Summer is intensely hot in Japan. While people have their own different ways of dealing with the heat, most stay inside air-conditioned rooms all day. However, this was not the case in the past as the older generation used a different method of cooling down. Their method is called “uchimizu,” which comes from the Japanese words “utsu” meaning “hit” or “strike” and “mizu” meaning “water.” This is the reason why you’ll often see wet streets during the summer days which can leave you wondering, “When did it rain?”
It is quite easy to get a heat stroke if you don’t know how to properly deal with Japan’s summer season. Some of the things to watch out for, especially for those who are not used to high temperature and humidity, are exposure to direct sunlight and poor room ventilation. It is very important to get out of the heat and stay hydrated at all times.
Furthermore, wear light and comfortable clothes. Many stores in Japan, such as UNIQLO and Gap, offer clothes that are specially made for the summer season.
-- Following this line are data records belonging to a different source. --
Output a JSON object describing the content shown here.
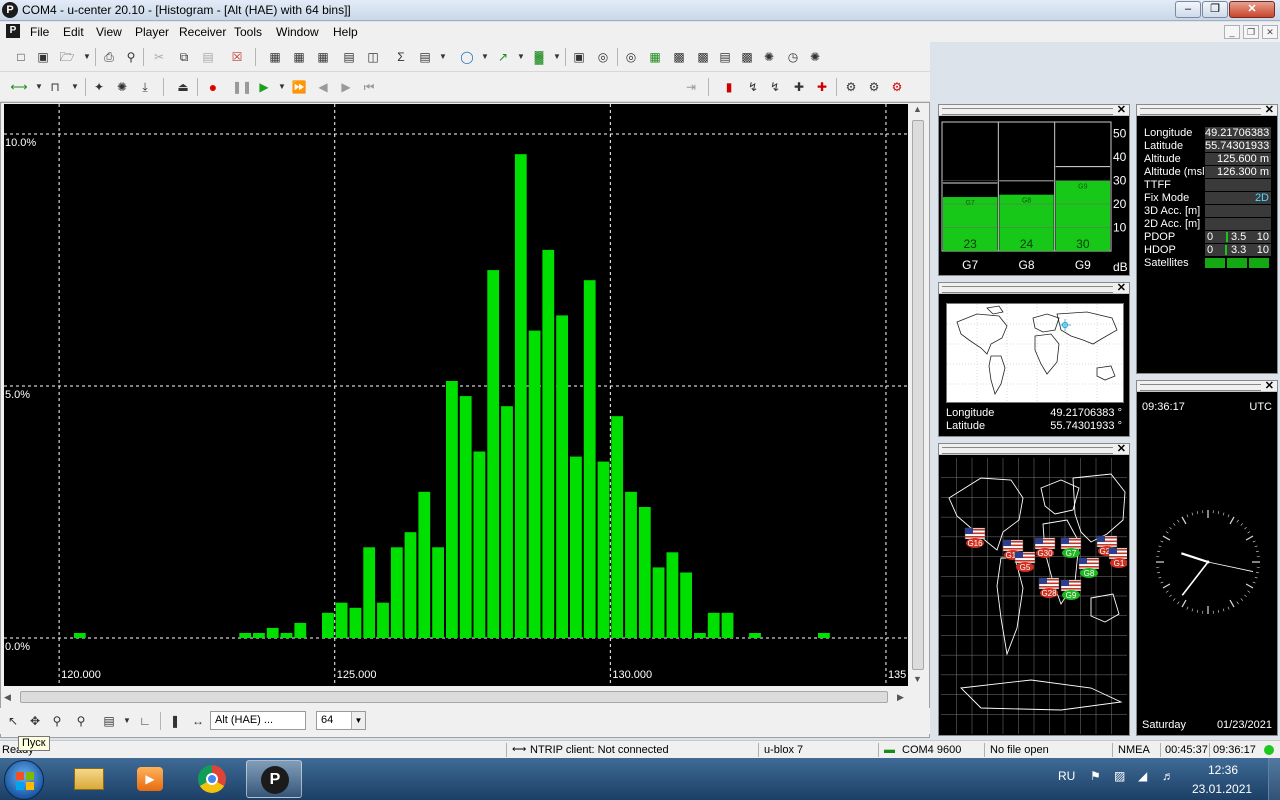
{
  "window": {
    "title": "COM4 - u-center 20.10 - [Histogram - [Alt (HAE) with 64 bins]]"
  },
  "menu": {
    "items": [
      "File",
      "Edit",
      "View",
      "Player",
      "Receiver",
      "Tools",
      "Window",
      "Help"
    ]
  },
  "histogram": {
    "field": "Alt (HAE) ...",
    "bins": "64",
    "chart_data": {
      "type": "bar",
      "title": "Histogram - [Alt (HAE) with 64 bins]",
      "x_ticks": [
        "120.000",
        "125.000",
        "130.000",
        "135"
      ],
      "y_ticks": [
        "10.0%",
        "5.0%",
        "0.0%"
      ],
      "xlim": [
        119,
        135.4
      ],
      "ylim": [
        0,
        10
      ],
      "bin_width": 0.25,
      "bars": [
        {
          "x": 120.375,
          "y": 0.1
        },
        {
          "x": 123.375,
          "y": 0.1
        },
        {
          "x": 123.625,
          "y": 0.1
        },
        {
          "x": 123.875,
          "y": 0.2
        },
        {
          "x": 124.125,
          "y": 0.1
        },
        {
          "x": 124.375,
          "y": 0.3
        },
        {
          "x": 124.875,
          "y": 0.5
        },
        {
          "x": 125.125,
          "y": 0.7
        },
        {
          "x": 125.375,
          "y": 0.6
        },
        {
          "x": 125.625,
          "y": 1.8
        },
        {
          "x": 125.875,
          "y": 0.7
        },
        {
          "x": 126.125,
          "y": 1.8
        },
        {
          "x": 126.375,
          "y": 2.1
        },
        {
          "x": 126.625,
          "y": 2.9
        },
        {
          "x": 126.875,
          "y": 1.8
        },
        {
          "x": 127.125,
          "y": 5.1
        },
        {
          "x": 127.375,
          "y": 4.8
        },
        {
          "x": 127.625,
          "y": 3.7
        },
        {
          "x": 127.875,
          "y": 7.3
        },
        {
          "x": 128.125,
          "y": 4.6
        },
        {
          "x": 128.375,
          "y": 9.6
        },
        {
          "x": 128.625,
          "y": 6.1
        },
        {
          "x": 128.875,
          "y": 7.7
        },
        {
          "x": 129.125,
          "y": 6.4
        },
        {
          "x": 129.375,
          "y": 3.6
        },
        {
          "x": 129.625,
          "y": 7.1
        },
        {
          "x": 129.875,
          "y": 3.5
        },
        {
          "x": 130.125,
          "y": 4.4
        },
        {
          "x": 130.375,
          "y": 2.9
        },
        {
          "x": 130.625,
          "y": 2.6
        },
        {
          "x": 130.875,
          "y": 1.4
        },
        {
          "x": 131.125,
          "y": 1.7
        },
        {
          "x": 131.375,
          "y": 1.3
        },
        {
          "x": 131.625,
          "y": 0.1
        },
        {
          "x": 131.875,
          "y": 0.5
        },
        {
          "x": 132.125,
          "y": 0.5
        },
        {
          "x": 132.625,
          "y": 0.1
        },
        {
          "x": 133.875,
          "y": 0.1
        }
      ],
      "grid": true,
      "colors": {
        "bars": "#00e000",
        "background": "#000000",
        "grid": "#ffffff"
      }
    }
  },
  "satellites": {
    "chart_data": {
      "type": "bar",
      "categories": [
        "G7",
        "G8",
        "G9"
      ],
      "values": [
        23,
        24,
        30
      ],
      "y_ticks": [
        "50",
        "40",
        "30",
        "20",
        "10"
      ],
      "unit": "dB",
      "ylim": [
        0,
        55
      ]
    }
  },
  "world_map": {
    "longitude_label": "Longitude",
    "longitude_value": "49.21706383 °",
    "latitude_label": "Latitude",
    "latitude_value": "55.74301933 °"
  },
  "sky_map": {
    "satellites": [
      "G16",
      "G13",
      "G5",
      "G30",
      "G7",
      "G27",
      "G8",
      "G28",
      "G9",
      "G1"
    ]
  },
  "nav": {
    "rows": [
      {
        "label": "Longitude",
        "value": "49.21706383 °"
      },
      {
        "label": "Latitude",
        "value": "55.74301933 °"
      },
      {
        "label": "Altitude",
        "value": "125.600 m"
      },
      {
        "label": "Altitude (msl)",
        "value": "126.300 m"
      },
      {
        "label": "TTFF",
        "value": ""
      },
      {
        "label": "Fix Mode",
        "value": "2D"
      },
      {
        "label": "3D Acc. [m]",
        "value": ""
      },
      {
        "label": "2D Acc. [m]",
        "value": ""
      }
    ],
    "pdop": {
      "label": "PDOP",
      "min": "0",
      "value": "3.5",
      "max": "10",
      "level": 0.35
    },
    "hdop": {
      "label": "HDOP",
      "min": "0",
      "value": "3.3",
      "max": "10",
      "level": 0.33
    },
    "satellites_label": "Satellites"
  },
  "clock": {
    "time": "09:36:17",
    "zone": "UTC",
    "day": "Saturday",
    "date": "01/23/2021",
    "hour": 9,
    "minute": 36,
    "second": 17
  },
  "tooltip": "Пуск",
  "status": {
    "ready": "Ready",
    "ntrip": "NTRIP client: Not connected",
    "receiver": "u-blox 7",
    "port": "COM4 9600",
    "file": "No file open",
    "protocol": "NMEA",
    "elapsed": "00:45:37",
    "clock": "09:36:17"
  },
  "taskbar": {
    "lang": "RU",
    "time": "12:36",
    "date": "23.01.2021"
  }
}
If you find yourself sweating a lot, you should drink plenty of water to make up for all the fluids lost. Always carry body wipes with you so that you can wipe off your sweat and have that refreshing feeling. You can also opt to stay in an air-conditioned room all day, but this can be too expensive if you do it on a daily basis.
So what is this traditional way of cooling down in Japan called “uchimizu?” If you happen to see old ladies sprinkling water on the ground, that’s basically what uchimizu is. It is said that this practice is done to get rid of dust in the streets but is actually also believed to lower the temperature.
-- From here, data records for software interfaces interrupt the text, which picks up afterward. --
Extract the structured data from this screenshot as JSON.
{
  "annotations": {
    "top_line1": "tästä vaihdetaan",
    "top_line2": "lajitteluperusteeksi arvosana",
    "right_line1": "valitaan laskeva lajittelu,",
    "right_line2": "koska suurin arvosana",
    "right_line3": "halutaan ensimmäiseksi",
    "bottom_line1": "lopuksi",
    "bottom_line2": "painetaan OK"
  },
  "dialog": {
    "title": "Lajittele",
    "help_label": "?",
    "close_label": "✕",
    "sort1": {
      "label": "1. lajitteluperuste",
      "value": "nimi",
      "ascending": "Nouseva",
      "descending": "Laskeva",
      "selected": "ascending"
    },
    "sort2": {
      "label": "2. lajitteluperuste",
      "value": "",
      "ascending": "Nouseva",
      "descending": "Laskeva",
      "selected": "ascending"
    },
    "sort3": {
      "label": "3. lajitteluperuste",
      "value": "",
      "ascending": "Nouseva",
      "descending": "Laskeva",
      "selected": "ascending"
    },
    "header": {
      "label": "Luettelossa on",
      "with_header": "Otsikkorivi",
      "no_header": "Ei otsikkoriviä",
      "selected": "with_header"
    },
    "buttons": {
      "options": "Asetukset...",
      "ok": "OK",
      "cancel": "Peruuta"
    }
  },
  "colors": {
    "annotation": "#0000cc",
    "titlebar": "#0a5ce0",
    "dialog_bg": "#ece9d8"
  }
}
Traditionally, uchimizu is done while wearing a summer kimono or yukata and using a bucket and a ladle. Then, people sprinkle water around their homes to cool down the temperature. Since cities heat up faster than the rural areas as buildings absorb and retain more solar radiation, uchimizu is a perfect way to cool down the heat. People who use the method of uchimizu generally conclude that it works in lessening the temperature.
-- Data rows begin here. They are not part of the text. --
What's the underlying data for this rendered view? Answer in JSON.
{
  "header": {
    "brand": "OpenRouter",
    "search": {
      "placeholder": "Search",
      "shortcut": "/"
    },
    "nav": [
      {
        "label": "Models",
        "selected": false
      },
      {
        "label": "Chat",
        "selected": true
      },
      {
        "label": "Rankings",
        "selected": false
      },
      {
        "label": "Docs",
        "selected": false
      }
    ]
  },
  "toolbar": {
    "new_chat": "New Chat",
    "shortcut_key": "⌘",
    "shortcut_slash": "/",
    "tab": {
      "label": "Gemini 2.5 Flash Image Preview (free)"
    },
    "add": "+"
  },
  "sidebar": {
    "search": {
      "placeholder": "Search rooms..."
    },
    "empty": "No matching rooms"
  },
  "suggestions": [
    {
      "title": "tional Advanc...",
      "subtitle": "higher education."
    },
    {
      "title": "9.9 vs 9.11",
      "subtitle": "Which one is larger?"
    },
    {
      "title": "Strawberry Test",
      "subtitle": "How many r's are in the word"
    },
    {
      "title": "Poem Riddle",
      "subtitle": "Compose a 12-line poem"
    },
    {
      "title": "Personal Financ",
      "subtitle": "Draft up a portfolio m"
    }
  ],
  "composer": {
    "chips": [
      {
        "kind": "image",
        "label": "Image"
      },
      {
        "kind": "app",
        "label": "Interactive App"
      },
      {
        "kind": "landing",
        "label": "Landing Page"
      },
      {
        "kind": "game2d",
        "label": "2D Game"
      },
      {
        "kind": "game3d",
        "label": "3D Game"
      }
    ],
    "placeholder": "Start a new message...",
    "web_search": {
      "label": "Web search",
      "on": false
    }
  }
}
Don’t be surprised if you happen to see people dressed in yukata sprinkling water on paths and pavements. This is a widely accepted tradition in Japan, especially during summer days, which makes the cultural traditions and practices in the country even more interesting.